Numeracy is a key life skill which will improve student’s employability and enable them to deal with many situations they may encounter throughout their lives. As with literacy, we are all, regardless of our role or specialism, responsible for improving the numeracy skills of those we teach. Improving numeracy skills will enable our students to cope with the mathematical demands of everyday life as well as contributing to raising standards across the academy.
Outlined below are some activities that students should expect to encounter in their studies that would allow them opportunities to develop their numeracy skills:
•The student develops the skills to allow them to make regular and accurate use of key numerical terms e.g. units of measurement, time and distance in the lesson to reinforce learning and understanding of their application to real life situations.
•Students will be encouraged to be less dependent on simple words e.g. exposing them to the word multiply as a replacement for times
•Mental arithmetic will be encouraged at all opportunities as the strategy to solve a numerical problem, with calculators only being used for awkward or particularly time-consuming calculations.
•Students will be reminded of the core skills of addition, subtraction, multiplication and division where appropriate in lessons.
•Students will be asked to explain how they worked out their calculation to encourage problem solving skills.

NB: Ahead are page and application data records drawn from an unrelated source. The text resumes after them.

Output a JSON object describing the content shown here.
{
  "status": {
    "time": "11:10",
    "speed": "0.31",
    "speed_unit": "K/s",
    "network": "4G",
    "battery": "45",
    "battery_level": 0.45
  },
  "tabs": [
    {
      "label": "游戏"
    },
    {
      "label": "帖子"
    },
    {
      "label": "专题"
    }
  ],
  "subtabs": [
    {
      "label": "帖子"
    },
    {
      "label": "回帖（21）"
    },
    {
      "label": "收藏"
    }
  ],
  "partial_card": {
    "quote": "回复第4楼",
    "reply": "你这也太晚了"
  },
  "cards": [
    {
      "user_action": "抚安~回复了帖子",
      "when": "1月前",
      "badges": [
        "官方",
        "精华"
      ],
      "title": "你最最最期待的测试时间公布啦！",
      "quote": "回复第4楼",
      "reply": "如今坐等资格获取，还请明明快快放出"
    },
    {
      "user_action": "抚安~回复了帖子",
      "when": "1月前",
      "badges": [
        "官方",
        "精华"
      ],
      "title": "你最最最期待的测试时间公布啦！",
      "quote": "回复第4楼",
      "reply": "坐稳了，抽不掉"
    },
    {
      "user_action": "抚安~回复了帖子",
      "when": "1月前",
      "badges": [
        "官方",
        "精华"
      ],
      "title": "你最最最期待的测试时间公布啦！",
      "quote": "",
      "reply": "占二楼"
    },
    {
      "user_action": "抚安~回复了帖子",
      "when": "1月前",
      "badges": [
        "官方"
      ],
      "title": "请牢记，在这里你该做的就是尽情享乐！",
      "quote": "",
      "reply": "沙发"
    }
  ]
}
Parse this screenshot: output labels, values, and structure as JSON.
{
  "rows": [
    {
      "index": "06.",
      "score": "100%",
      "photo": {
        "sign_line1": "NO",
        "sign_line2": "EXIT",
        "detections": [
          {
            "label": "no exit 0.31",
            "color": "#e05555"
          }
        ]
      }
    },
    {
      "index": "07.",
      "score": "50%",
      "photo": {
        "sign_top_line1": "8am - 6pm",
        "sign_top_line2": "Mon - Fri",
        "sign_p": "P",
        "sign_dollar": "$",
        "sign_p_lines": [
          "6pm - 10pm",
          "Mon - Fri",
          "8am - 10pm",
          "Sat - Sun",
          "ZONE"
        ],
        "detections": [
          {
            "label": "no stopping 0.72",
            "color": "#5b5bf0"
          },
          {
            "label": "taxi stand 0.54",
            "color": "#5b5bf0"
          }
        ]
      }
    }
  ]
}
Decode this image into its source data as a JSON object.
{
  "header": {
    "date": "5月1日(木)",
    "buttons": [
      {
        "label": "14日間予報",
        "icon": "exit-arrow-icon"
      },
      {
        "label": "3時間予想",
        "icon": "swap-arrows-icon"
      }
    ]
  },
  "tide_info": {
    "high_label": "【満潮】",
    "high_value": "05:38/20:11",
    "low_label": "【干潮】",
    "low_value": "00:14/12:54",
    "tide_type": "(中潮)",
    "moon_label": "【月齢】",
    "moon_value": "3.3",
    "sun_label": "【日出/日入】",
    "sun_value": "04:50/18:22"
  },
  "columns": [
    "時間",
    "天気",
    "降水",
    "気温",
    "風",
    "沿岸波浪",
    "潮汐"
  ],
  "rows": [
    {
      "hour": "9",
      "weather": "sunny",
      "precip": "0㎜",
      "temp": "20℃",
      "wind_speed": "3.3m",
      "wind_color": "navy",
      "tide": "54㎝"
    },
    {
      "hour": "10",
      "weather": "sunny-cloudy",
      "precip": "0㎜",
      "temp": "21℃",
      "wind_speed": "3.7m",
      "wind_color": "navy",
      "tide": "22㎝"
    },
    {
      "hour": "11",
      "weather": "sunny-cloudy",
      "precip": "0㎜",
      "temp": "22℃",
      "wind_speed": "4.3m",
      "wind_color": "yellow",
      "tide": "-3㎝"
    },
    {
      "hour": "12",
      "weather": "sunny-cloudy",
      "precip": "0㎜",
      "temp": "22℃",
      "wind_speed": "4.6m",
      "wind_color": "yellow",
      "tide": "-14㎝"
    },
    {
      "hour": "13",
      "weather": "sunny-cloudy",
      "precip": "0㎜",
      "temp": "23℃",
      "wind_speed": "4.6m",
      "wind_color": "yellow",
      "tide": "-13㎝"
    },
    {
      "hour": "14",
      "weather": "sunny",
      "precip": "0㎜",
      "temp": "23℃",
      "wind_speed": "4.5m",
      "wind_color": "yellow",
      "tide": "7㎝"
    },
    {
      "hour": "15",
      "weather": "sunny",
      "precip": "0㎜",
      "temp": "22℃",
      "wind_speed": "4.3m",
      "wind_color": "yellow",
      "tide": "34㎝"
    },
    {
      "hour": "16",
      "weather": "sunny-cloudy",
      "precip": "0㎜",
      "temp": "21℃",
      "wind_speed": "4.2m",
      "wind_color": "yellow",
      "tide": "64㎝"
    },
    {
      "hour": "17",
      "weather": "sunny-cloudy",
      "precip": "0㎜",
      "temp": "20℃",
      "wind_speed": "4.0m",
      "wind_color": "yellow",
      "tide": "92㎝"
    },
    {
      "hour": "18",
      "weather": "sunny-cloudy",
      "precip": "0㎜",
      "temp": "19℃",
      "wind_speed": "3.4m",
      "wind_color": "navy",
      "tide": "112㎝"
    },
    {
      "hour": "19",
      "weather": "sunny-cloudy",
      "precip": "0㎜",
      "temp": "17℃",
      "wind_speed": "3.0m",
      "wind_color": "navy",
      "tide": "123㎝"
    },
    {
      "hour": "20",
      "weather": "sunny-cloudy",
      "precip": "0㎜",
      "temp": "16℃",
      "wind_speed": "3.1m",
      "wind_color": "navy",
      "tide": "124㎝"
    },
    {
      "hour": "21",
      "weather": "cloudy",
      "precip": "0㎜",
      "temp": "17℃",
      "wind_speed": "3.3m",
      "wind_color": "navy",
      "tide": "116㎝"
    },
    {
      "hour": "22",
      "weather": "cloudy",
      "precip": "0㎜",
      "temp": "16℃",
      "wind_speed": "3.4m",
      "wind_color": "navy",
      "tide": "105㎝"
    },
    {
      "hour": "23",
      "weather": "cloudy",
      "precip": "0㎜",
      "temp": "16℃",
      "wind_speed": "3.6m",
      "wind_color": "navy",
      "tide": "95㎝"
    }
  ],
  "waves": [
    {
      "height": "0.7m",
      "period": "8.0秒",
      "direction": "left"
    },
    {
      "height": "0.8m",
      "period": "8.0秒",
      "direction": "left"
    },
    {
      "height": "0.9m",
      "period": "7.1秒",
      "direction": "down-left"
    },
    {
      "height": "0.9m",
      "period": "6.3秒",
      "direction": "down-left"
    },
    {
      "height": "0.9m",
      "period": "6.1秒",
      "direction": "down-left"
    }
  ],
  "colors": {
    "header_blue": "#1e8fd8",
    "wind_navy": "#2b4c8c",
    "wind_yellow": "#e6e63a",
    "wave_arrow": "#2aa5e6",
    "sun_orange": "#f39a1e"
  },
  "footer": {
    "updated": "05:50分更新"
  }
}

This is a key transferable skill across the curriculum.
•Students will be encouraged to seek and compare a range of calculations methods. By asking students how they have worked out a calculation and insisting everyone listens and responds positively the student is embedding the knowledge into long term memory. This links with communication skills for literacy across the curriculum.
•Students will develop their own methods of calculation and setting out their working out down the page rather than across to ensure consistency.
•When using statistics, students develop using a range of representations of data such as barcharts, piecharts and scattergraphs and remind students of key terms such as mean, median and mode.
•Emphasis is put on the importance of secure numeracy skills for coping with the mathematical demands of everyday life.